"Sailors approaching East Coast harbors frequently mistake the pale peaks of the White Mountains—the highest range in the northeastern United States—for clouds. It was 1642 when explorer Darby Field could no longer contain his curiosity about one mountain in particular. He set off from his Exeter homestead and became the first man to climb what would eventually be called Mt. Washington. The 6,288-foot peak must have presented Field with formidable obstacles—its summit claims the highest wind velocity ever recorded and can see snow every month of the year.
Since Field's climb, curiosity about the mountains has not abated. Today an auto road and a cog railway lead to the top of Mt. Washington, and people come here by the tens of thousands to hike and climb, to photograph the vistas, and to ski. The peak is part of the Presidential Range, whose other peaks are also named after early presidents, and part of the White Mountain National Forest, whose roughly 770,000 acres extend from northern New Hampshire into southwestern Maine. Among the forest's scenic notches (deep mountain passes) are Pinkham, Kinsman, Franconia, and Crawford.
This section begins in Waterville Valley, off Interstate 93, and continues to North Woodstock. It then follows portions of the White Mountains Trail, a 100-mi loop designated as a National Scenic & Cultural Byway."
"The Town of Waterville Valley was incorporated in 1829. It is an island in the middle of the White Mountain National Forest comprised of about 42,000 acres of which 41,300 are National Forest. There are approximately 465 privately-held acres on the valley floor. The history of Waterville Valley is best described as pre-1965 and post-1966, which was the date that the major development of the Valley and the construction of the Mt. Tecumseh Ski Area were started.
Prior to 1966 Waterville Valley was primarily a summer destination resort where families came to vacation in the Waterville Inn or in about 20 privately-owned cottages at the ""north end"" of the Valley. The hotel began to attract winter guests after World War II after building a small ski lift at the back of the property. Prior to the 1940's, the Town had been a lumbering community, and prior to that a farming community.
By 1962, the total assessed property valuation in Waterville Valley amounted to $82,759 and no real estate taxes were levied. Then came progress...
In 1965, the Waterville Company, Inc. was formed. Headed by Tom Corcoran, the company purchased all the privately held land in the Valley (with the exception of the 20 privately held cottages) and began the process of developing a year-round resort concentrating initially on the Mt. Tecumseh Ski Area. This process has been ongoing and at present the Town is about 75% built out, with 1050 condominium units, 82 private homes, 18 time-share units, 14 quarter-share units, 120 hotel rooms and a commercial complex with shops and restaurants. The total property valuation in 1999 was about $165 million, with a tax rate of $18.42. The demand for resort seasonal rentals and full ownership is strong in the Valley. Real estate is currently available in the form of condominiums, homes and a limited number of residential building sites.

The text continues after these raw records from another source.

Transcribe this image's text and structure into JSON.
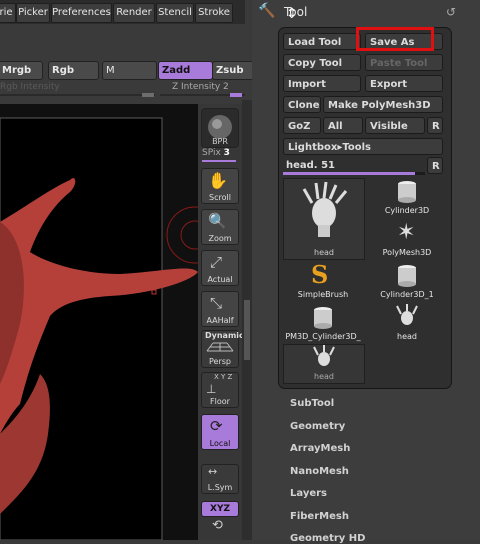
{
  "menubar": {
    "items": [
      "rie",
      "Picker",
      "Preferences",
      "Render",
      "Stencil",
      "Stroke"
    ]
  },
  "brushrow": {
    "mrgb": "Mrgb",
    "rgb": "Rgb",
    "m": "M",
    "zadd": "Zadd",
    "zsub": "Zsub",
    "rgb_intensity": "Rgb Intensity",
    "z_intensity": "Z Intensity 2"
  },
  "shelf": {
    "bpr": "BPR",
    "spix_label": "SPix",
    "spix_value": "3",
    "scroll": "Scroll",
    "zoom": "Zoom",
    "actual": "Actual",
    "aahalf": "AAHalf",
    "dynamic": "Dynamic",
    "persp": "Persp",
    "floor": "Floor",
    "floor_axes": "X Y Z",
    "local": "Local",
    "lsym": "L.Sym",
    "xyz": "XYZ"
  },
  "toolpanel": {
    "title": "Tool",
    "load_tool": "Load Tool",
    "save_as": "Save As",
    "copy_tool": "Copy Tool",
    "paste_tool": "Paste Tool",
    "import": "Import",
    "export": "Export",
    "clone": "Clone",
    "make_polymesh": "Make PolyMesh3D",
    "goz": "GoZ",
    "all": "All",
    "visible": "Visible",
    "r": "R",
    "lightbox_tools": "Lightbox▸Tools",
    "current_tool": "head. 51",
    "slider_value": 0.93,
    "thumbs": [
      "head",
      "Cylinder3D",
      "PolyMesh3D",
      "SimpleBrush",
      "Cylinder3D_1",
      "PM3D_Cylinder3D_",
      "head",
      "head"
    ],
    "subpalettes": [
      "SubTool",
      "Geometry",
      "ArrayMesh",
      "NanoMesh",
      "Layers",
      "FiberMesh",
      "Geometry HD"
    ]
  },
  "colors": {
    "accent": "#a87ad9",
    "highlight_box": "#e01010",
    "model": "#b5403a"
  }
}
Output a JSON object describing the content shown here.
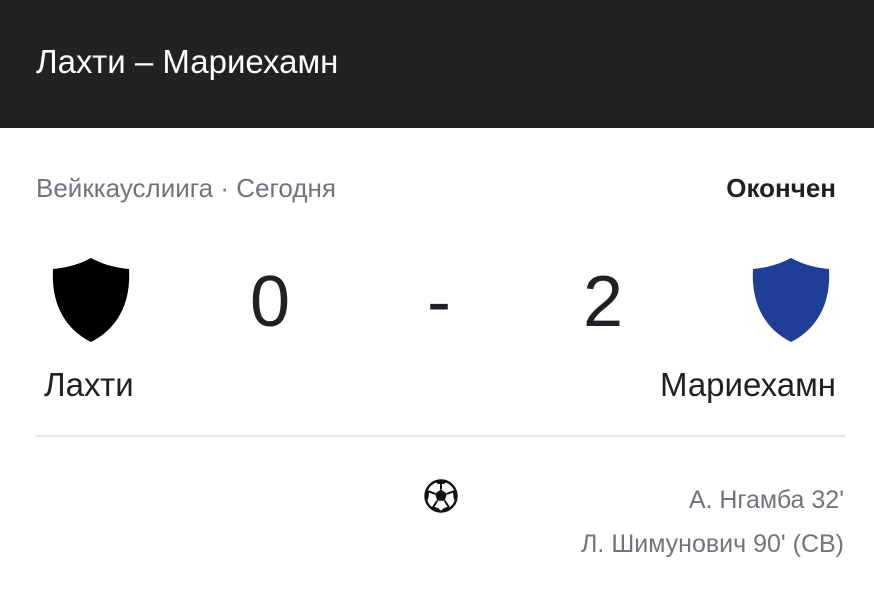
{
  "header": {
    "title": "Лахти – Мариехамн"
  },
  "match": {
    "league": "Вейккауслиига",
    "separator": "·",
    "date": "Сегодня",
    "status": "Окончен",
    "home": {
      "name": "Лахти",
      "score": "0",
      "crest_color": "#000000",
      "crest_icon": "shield-icon"
    },
    "away": {
      "name": "Мариехамн",
      "score": "2",
      "crest_color": "#1f3f97",
      "crest_icon": "shield-icon"
    },
    "score_separator": "-",
    "goals_icon": "soccer-ball-icon",
    "away_scorers": [
      "А. Нгамба 32'",
      "Л. Шимунович 90' (СВ)"
    ]
  }
}
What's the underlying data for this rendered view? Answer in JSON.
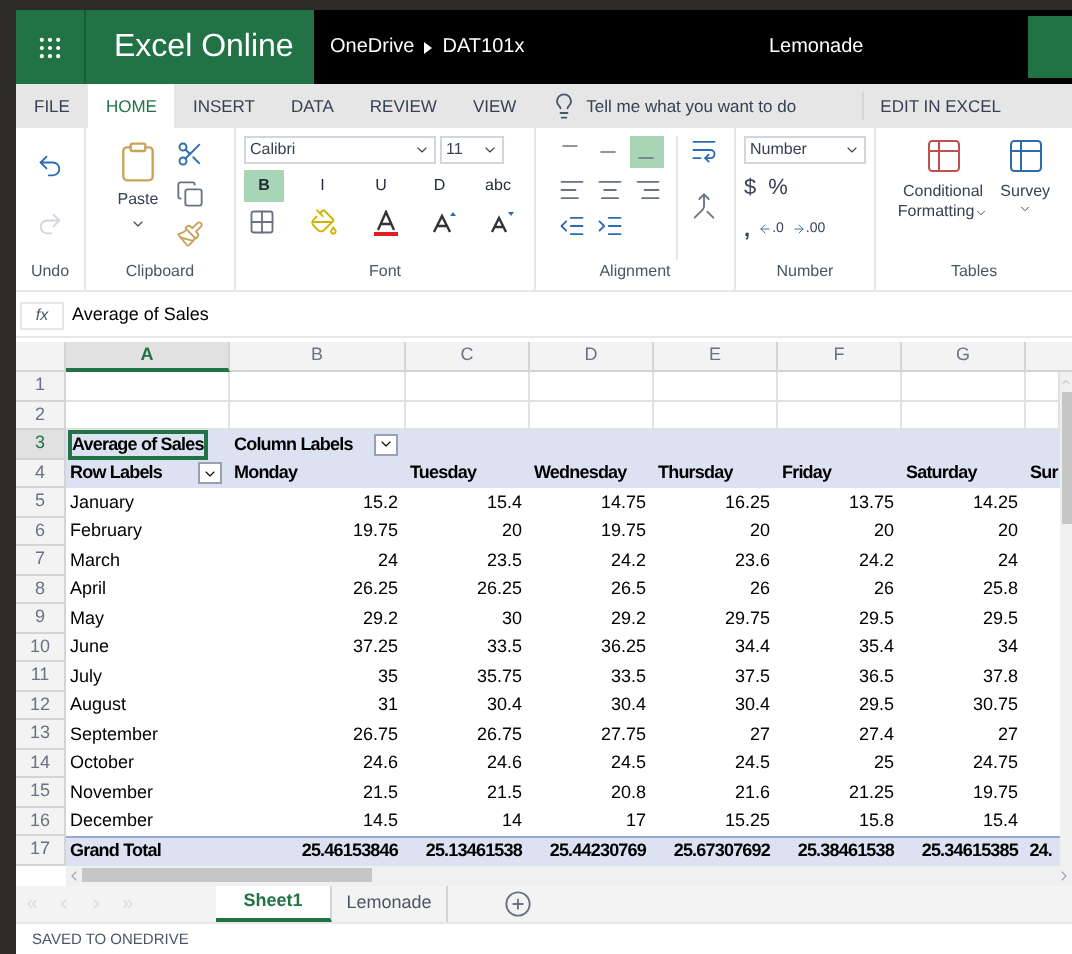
{
  "header": {
    "app_name": "Excel Online",
    "breadcrumb": [
      "OneDrive",
      "DAT101x"
    ],
    "document_title": "Lemonade"
  },
  "tabs": [
    {
      "label": "FILE",
      "selected": false
    },
    {
      "label": "HOME",
      "selected": true
    },
    {
      "label": "INSERT",
      "selected": false
    },
    {
      "label": "DATA",
      "selected": false
    },
    {
      "label": "REVIEW",
      "selected": false
    },
    {
      "label": "VIEW",
      "selected": false
    }
  ],
  "tell_me": {
    "placeholder": "Tell me what you want to do"
  },
  "edit_in_excel": "EDIT IN EXCEL",
  "ribbon": {
    "groups": [
      "Undo",
      "Clipboard",
      "Font",
      "Alignment",
      "Number",
      "Tables"
    ],
    "paste": "Paste",
    "font_name": "Calibri",
    "font_size": "11",
    "font_buttons": [
      {
        "label": "B",
        "selected": true
      },
      {
        "label": "I",
        "selected": false
      },
      {
        "label": "U",
        "selected": false
      },
      {
        "label": "D",
        "selected": false
      },
      {
        "label": "abc",
        "selected": false
      }
    ],
    "align_buttons": [
      {
        "kind": "top",
        "selected": false
      },
      {
        "kind": "middle",
        "selected": false
      },
      {
        "kind": "bottom",
        "selected": true
      }
    ],
    "number_format": "Number",
    "currency": "$",
    "percent": "%",
    "comma": ",",
    "decimals": [
      ".0",
      ".00"
    ],
    "conditional": [
      "Conditional",
      "Formatting"
    ],
    "survey": "Survey"
  },
  "formula_bar": {
    "fx": "fx",
    "value": "Average of Sales"
  },
  "columns": [
    {
      "label": "A",
      "selected": true
    },
    {
      "label": "B",
      "selected": false
    },
    {
      "label": "C",
      "selected": false
    },
    {
      "label": "D",
      "selected": false
    },
    {
      "label": "E",
      "selected": false
    },
    {
      "label": "F",
      "selected": false
    },
    {
      "label": "G",
      "selected": false
    }
  ],
  "rows": [
    {
      "number": "1",
      "kind": "empty",
      "selected": false
    },
    {
      "number": "2",
      "kind": "empty",
      "selected": false
    },
    {
      "number": "3",
      "kind": "header",
      "selected": true,
      "cells": [
        "Average of Sales",
        {
          "text": "Column Labels",
          "filter": true
        }
      ]
    },
    {
      "number": "4",
      "kind": "header",
      "selected": false,
      "cells": [
        {
          "text": "Row Labels",
          "filter": true
        },
        "Monday",
        "Tuesday",
        "Wednesday",
        "Thursday",
        "Friday",
        "Saturday",
        "Sur"
      ]
    },
    {
      "number": "5",
      "kind": "data",
      "selected": false,
      "cells": [
        "January",
        "15.2",
        "15.4",
        "14.75",
        "16.25",
        "13.75",
        "14.25"
      ]
    },
    {
      "number": "6",
      "kind": "data",
      "selected": false,
      "cells": [
        "February",
        "19.75",
        "20",
        "19.75",
        "20",
        "20",
        "20"
      ]
    },
    {
      "number": "7",
      "kind": "data",
      "selected": false,
      "cells": [
        "March",
        "24",
        "23.5",
        "24.2",
        "23.6",
        "24.2",
        "24"
      ]
    },
    {
      "number": "8",
      "kind": "data",
      "selected": false,
      "cells": [
        "April",
        "26.25",
        "26.25",
        "26.5",
        "26",
        "26",
        "25.8"
      ]
    },
    {
      "number": "9",
      "kind": "data",
      "selected": false,
      "cells": [
        "May",
        "29.2",
        "30",
        "29.2",
        "29.75",
        "29.5",
        "29.5"
      ]
    },
    {
      "number": "10",
      "kind": "data",
      "selected": false,
      "cells": [
        "June",
        "37.25",
        "33.5",
        "36.25",
        "34.4",
        "35.4",
        "34"
      ]
    },
    {
      "number": "11",
      "kind": "data",
      "selected": false,
      "cells": [
        "July",
        "35",
        "35.75",
        "33.5",
        "37.5",
        "36.5",
        "37.8"
      ]
    },
    {
      "number": "12",
      "kind": "data",
      "selected": false,
      "cells": [
        "August",
        "31",
        "30.4",
        "30.4",
        "30.4",
        "29.5",
        "30.75"
      ]
    },
    {
      "number": "13",
      "kind": "data",
      "selected": false,
      "cells": [
        "September",
        "26.75",
        "26.75",
        "27.75",
        "27",
        "27.4",
        "27"
      ]
    },
    {
      "number": "14",
      "kind": "data",
      "selected": false,
      "cells": [
        "October",
        "24.6",
        "24.6",
        "24.5",
        "24.5",
        "25",
        "24.75"
      ]
    },
    {
      "number": "15",
      "kind": "data",
      "selected": false,
      "cells": [
        "November",
        "21.5",
        "21.5",
        "20.8",
        "21.6",
        "21.25",
        "19.75"
      ]
    },
    {
      "number": "16",
      "kind": "data",
      "selected": false,
      "cells": [
        "December",
        "14.5",
        "14",
        "17",
        "15.25",
        "15.8",
        "15.4"
      ]
    },
    {
      "number": "17",
      "kind": "total",
      "selected": false,
      "cells": [
        "Grand Total",
        "25.46153846",
        "25.13461538",
        "25.44230769",
        "25.67307692",
        "25.38461538",
        "25.34615385",
        "24."
      ]
    }
  ],
  "sheets": [
    {
      "label": "Sheet1",
      "selected": true
    },
    {
      "label": "Lemonade",
      "selected": false
    }
  ],
  "status": "SAVED TO ONEDRIVE"
}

Although we have only about 260 year-round residents, on any given weekend we could have 4,000 to 6,000 people in the Valley so the range of municipal services the Town provides is quite sophisticated. These services include a secondary, tertiary wastewater treatment facility; a totally enclosed water system with three gravel packed wells and a 500,000 gallon reservoir; solid waste pickup with containers at all commercial and condominium developments; 24-hour police coverage where the 6 full-time officers are mandated to be cross trained as certified Level 1 firefighters and certified Emergency Medical Technicians; a recreation department which serves residents as well as guests and visitors; a volunteer fire department; a medical emergency division and a refrigerated ice arena which operates over a 10-month period.
The Waterville Valley community/school facility houses an elementary school for kindergarten through Grade 8 and the municipal recreation department. These two entities share, in addition to their own office and classroom space, a gymnasium, a multi-purpose room, kitchen and lunchroom facilities. The population of the school varies from 25 to 45 students, served by three full-time teachers and several part-time instructors. Secondary students attend the Plymouth Regional High School or the Holderness School, a preparatory school in Plymouth, about 15 miles south of the Valley.
Plymouth is the principal trading center for Waterville Valley and is home to Plymouth State College, a branch of the state university system. The Silver Cultural Arts Center, on the college campus, offers a rich and varied selection of performances by artists from around the word. Hospital facilities are also located in Plymouth with direct affiliation with the Dartmouth-Hitchcock Medical Center in Lebanon, about a one hour's drive from Plymouth.
Waterville Valley has established itself as a premier winter vacation resort. However, it has also become known for its summer amenities which include a sporty 9-hole golf course, 18 clay tennis courts, Corcoran's Pond and related water activities, mountain biking, a roller blade sport park, numerous hiking trails, and several good fishing holes. Both the summer and winter activities are enhanced by an athletic club with indoor and outdoor swimming pools, indoor tennis and handball courts, and weight rooms."